Lorde, for a time, doesn’t always fully believe her mother’s claim of the existence of Carriacou, an island in Grenada where Lorde’s mother was from, and she grew up hearing lots of stories of her mother’s coming of age tiny island of Carriacou. She doesn’t find Carriacou on a map until her mid-20’s, so the truth of this island hangs over her head for much of her life.

Much of the book is about her complicated relationship with her mother (and father), and the complexities of being a child of diaspora.

I have always thought it was so interesting when writers transgress this boundary of truth and fiction, and Lorde excels at it. Not only was Zami one of the first books I read where queer women had complex, fulfilling relationships – more importantly it gave me a radical education in the experiences of Black women in America that I was never exposed to before.

Lorde’s writing on her experiences of anti-Black racism is of course, harrowing. There are many moments of segregation, violence, and harassment just because of her existence. This is an important part of Lorde’s becoming and is unfortunately inextricable from her coming of age.

However, Zami is a book of joy and love – it’s full of delicious foods, rich imagery of warm beaches, busy streets, and so many other universal human moments that so many people can relate to.

What I find so special about Lorde’s writing is her ability to cut straight to the heart of showing and dissecting deep-rooted issues of anti-Black racism, homophobia, and other social injustices while simultaneously giving readers the encouragement to fight for a better world. To Lorde, art, activism, love, and true self care are inextricable and necessary to create a more just world.

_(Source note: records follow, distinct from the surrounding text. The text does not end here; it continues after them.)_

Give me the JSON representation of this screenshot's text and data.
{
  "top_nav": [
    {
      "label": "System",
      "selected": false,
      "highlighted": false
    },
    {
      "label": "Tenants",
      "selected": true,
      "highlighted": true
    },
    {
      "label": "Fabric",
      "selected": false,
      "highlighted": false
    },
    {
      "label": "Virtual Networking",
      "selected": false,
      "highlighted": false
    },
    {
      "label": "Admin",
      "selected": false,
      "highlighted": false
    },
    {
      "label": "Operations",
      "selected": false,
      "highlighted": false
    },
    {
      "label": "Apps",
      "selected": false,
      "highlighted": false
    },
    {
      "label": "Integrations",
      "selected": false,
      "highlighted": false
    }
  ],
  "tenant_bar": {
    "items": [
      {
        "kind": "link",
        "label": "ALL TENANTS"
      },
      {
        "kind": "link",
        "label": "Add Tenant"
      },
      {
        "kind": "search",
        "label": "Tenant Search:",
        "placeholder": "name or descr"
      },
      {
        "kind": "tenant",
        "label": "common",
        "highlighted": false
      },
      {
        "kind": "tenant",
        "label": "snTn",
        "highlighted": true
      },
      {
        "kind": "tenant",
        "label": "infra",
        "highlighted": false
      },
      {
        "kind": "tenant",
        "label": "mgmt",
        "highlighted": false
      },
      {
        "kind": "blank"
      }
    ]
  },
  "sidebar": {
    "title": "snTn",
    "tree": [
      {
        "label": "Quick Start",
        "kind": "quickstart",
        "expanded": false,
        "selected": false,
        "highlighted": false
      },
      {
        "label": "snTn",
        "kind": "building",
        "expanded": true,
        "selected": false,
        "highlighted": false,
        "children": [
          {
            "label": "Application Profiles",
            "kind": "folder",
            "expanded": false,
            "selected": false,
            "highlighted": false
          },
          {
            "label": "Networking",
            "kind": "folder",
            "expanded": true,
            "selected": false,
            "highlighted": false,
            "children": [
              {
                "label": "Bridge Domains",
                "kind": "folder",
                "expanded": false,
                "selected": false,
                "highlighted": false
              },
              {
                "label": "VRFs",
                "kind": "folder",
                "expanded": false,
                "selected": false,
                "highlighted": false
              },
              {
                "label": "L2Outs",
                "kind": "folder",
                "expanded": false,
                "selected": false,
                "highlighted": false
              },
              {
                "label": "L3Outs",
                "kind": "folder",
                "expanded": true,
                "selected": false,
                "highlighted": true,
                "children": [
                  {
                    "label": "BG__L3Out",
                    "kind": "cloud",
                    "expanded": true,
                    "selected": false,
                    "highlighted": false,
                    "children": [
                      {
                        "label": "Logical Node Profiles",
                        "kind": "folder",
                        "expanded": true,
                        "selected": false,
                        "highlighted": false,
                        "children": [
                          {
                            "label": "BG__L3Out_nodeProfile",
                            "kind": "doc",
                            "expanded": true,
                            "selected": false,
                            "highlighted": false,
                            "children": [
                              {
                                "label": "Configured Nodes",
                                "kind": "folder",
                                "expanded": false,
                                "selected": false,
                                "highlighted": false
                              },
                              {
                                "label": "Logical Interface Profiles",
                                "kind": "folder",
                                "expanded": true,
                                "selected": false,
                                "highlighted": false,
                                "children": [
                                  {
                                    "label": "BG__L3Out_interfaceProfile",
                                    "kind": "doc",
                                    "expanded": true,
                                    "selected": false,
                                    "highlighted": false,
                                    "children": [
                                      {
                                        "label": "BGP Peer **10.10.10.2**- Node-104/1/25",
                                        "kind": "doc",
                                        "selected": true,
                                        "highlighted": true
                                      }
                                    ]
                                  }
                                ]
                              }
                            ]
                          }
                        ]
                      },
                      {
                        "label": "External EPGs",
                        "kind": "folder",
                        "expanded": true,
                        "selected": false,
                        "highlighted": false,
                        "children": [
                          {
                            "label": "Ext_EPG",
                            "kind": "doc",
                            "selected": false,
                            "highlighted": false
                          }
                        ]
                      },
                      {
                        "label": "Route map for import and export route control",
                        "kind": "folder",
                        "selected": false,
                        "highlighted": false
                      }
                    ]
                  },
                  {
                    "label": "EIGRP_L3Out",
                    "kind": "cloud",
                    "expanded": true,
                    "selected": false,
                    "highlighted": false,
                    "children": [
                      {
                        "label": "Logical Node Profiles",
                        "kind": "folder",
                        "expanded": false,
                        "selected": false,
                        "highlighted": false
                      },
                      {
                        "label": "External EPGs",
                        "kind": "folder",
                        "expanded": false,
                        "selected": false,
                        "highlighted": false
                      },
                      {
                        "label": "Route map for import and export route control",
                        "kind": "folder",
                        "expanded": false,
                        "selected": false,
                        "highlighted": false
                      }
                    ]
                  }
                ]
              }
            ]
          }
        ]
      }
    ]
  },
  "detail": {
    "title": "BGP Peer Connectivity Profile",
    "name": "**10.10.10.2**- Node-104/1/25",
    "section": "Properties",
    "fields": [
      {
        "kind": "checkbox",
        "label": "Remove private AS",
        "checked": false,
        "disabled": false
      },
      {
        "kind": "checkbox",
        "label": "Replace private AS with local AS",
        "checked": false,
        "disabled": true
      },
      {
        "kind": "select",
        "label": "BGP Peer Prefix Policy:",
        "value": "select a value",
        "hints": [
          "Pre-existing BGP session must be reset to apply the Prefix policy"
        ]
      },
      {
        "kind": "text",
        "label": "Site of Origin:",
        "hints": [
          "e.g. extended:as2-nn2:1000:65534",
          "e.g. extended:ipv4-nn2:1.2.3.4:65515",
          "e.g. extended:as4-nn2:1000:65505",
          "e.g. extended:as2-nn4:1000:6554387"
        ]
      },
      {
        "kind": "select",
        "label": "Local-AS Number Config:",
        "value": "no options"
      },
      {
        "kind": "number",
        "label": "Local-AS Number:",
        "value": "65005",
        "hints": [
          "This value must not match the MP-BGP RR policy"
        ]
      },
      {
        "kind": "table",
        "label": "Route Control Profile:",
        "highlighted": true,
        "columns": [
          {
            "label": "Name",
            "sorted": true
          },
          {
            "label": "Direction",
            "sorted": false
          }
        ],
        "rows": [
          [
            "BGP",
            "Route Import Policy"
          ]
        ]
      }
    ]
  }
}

Lorde’s writing is whip smart, cheeky at times, and truly revolutionary. Many have heard her famous ethos of “the master’s tools will never dismantle the master’s house,” from her fantastic speech that is titled the very same, which can be found in Sister Outsider or The Selected Works of Audre Lorde.

She was truly a writer that was brave enough to look the injustices of the world directly in the eye, ask us to look too, and not only refuse to accept it, but create art, work, and a life that centers interpersonal and social justice as the greatest act of love.

I also encourage you to check out her poetry – Lorde was a “warrior poet” and her poetry is breathtaking. I adore Zami and revisit it often but check out some of her other work in WPL’s catalogue, too!

There are also two excellent documentaries about her life and work on Kanopy, The Edge of Each Other’s Battles and The Cancer Journals Revisited, which you can watch with your library card!

Photo credit: The Poetry Foundation